What does your writing say about you? Graphologist Elaine Quigley explains
An artistic and copperplate script conveys the impression that the writer has old-fashioned values, likes elegant presentation, and aims for high educational standards.
The signature is always the public face of the writer. In this case, it is slightly larger than the text, showing he is conscious of how he comes across, and this is reinforced by the elegant paraph (flourish) underneath.
The upward sloping lines show an ambitious and positive attitude - he is someone who expects to get good results, and the left margin widening towards the right shows his impatience to do so. The rightward tendency in the upper zone shows that he can promote his beliefs, ideals or goals.
The care and attention to presentation, the accuracy of the diacritics (i dots and t crosses) and the evenness of the base line in the middle zone, show he is good at keeping control and operating in a logical andanalytical fashion. If he makes a statement, he has thought it through and intends it to carry weight.
The emphasis of the script is in the middle zone, indicating that he makes sure current issues are dealt with appropriately.

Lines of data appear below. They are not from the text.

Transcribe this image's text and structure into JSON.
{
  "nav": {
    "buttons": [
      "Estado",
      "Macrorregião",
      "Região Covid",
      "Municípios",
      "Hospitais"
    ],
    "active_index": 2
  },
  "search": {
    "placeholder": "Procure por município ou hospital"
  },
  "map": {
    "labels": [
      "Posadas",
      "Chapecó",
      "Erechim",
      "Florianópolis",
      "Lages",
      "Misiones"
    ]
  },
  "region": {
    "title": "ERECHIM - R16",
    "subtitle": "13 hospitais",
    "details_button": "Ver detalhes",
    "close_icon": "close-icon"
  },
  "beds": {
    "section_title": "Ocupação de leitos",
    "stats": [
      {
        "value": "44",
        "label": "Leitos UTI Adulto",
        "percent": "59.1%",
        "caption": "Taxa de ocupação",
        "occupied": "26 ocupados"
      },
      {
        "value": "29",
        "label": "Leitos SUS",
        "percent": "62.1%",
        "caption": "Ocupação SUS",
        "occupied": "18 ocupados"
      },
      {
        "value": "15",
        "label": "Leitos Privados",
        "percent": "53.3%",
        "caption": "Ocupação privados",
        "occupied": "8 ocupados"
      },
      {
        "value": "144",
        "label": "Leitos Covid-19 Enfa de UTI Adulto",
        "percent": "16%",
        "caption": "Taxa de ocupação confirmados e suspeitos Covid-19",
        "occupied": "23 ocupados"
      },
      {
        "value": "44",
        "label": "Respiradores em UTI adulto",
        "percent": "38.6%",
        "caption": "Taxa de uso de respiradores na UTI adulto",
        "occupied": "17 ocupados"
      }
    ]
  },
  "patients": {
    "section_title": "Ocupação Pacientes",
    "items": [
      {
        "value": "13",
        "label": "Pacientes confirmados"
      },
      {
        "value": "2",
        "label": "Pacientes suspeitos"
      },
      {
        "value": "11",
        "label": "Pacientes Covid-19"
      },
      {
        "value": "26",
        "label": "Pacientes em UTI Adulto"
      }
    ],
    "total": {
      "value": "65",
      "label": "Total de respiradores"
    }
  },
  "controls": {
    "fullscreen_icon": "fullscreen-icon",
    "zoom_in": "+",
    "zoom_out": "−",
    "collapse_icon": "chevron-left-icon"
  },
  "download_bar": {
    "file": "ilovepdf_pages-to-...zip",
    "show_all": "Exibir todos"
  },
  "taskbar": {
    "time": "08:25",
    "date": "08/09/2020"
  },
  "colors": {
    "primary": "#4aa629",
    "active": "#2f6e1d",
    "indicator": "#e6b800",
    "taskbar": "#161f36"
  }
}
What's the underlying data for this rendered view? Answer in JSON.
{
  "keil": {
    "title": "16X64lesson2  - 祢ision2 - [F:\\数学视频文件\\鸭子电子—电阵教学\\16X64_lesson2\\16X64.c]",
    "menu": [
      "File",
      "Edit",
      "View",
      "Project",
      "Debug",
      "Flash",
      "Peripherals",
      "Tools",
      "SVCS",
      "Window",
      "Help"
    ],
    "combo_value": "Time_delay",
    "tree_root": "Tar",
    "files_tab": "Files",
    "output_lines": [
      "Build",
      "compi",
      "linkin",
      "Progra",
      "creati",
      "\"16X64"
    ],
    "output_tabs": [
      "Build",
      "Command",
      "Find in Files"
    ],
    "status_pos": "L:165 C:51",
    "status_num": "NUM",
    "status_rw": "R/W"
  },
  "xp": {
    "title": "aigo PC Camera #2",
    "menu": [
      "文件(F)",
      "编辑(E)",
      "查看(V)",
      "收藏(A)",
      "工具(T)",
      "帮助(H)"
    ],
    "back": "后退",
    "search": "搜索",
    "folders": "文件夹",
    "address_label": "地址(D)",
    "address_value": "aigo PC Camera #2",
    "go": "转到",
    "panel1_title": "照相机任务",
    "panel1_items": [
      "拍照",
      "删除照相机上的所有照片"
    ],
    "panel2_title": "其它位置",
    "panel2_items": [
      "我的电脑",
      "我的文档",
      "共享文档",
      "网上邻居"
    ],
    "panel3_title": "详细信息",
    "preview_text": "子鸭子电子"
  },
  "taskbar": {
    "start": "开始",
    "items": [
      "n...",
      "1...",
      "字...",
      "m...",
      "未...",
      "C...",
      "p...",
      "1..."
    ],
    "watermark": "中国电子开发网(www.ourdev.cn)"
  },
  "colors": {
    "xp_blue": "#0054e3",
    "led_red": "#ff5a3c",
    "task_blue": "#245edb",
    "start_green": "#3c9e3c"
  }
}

Sir Bob Balchin is deputy chair of Goldsmiths College, University of London It's a bit like a horoscope in that one always likes to believe it applies to oneself. I recognise some of the characteristics, and I suppose it it is fairly accurate.
I was taught italic handwriting by a first-class teacher at primary school when I was nine or 10. Calligraphic handwriting is becoming rarer - I like to think I am doing my bit to keep it alive.
Elaine Quigley and Sir Bob Balchin were talking to Harvey McGavin. Does someone you know have unusual handwriting? Send an example - including his or her signature - on unlined paper with contact details to Jill Craven, Friday magazine, Admiral House, 66-68 East Smithfield, London E1W 1BX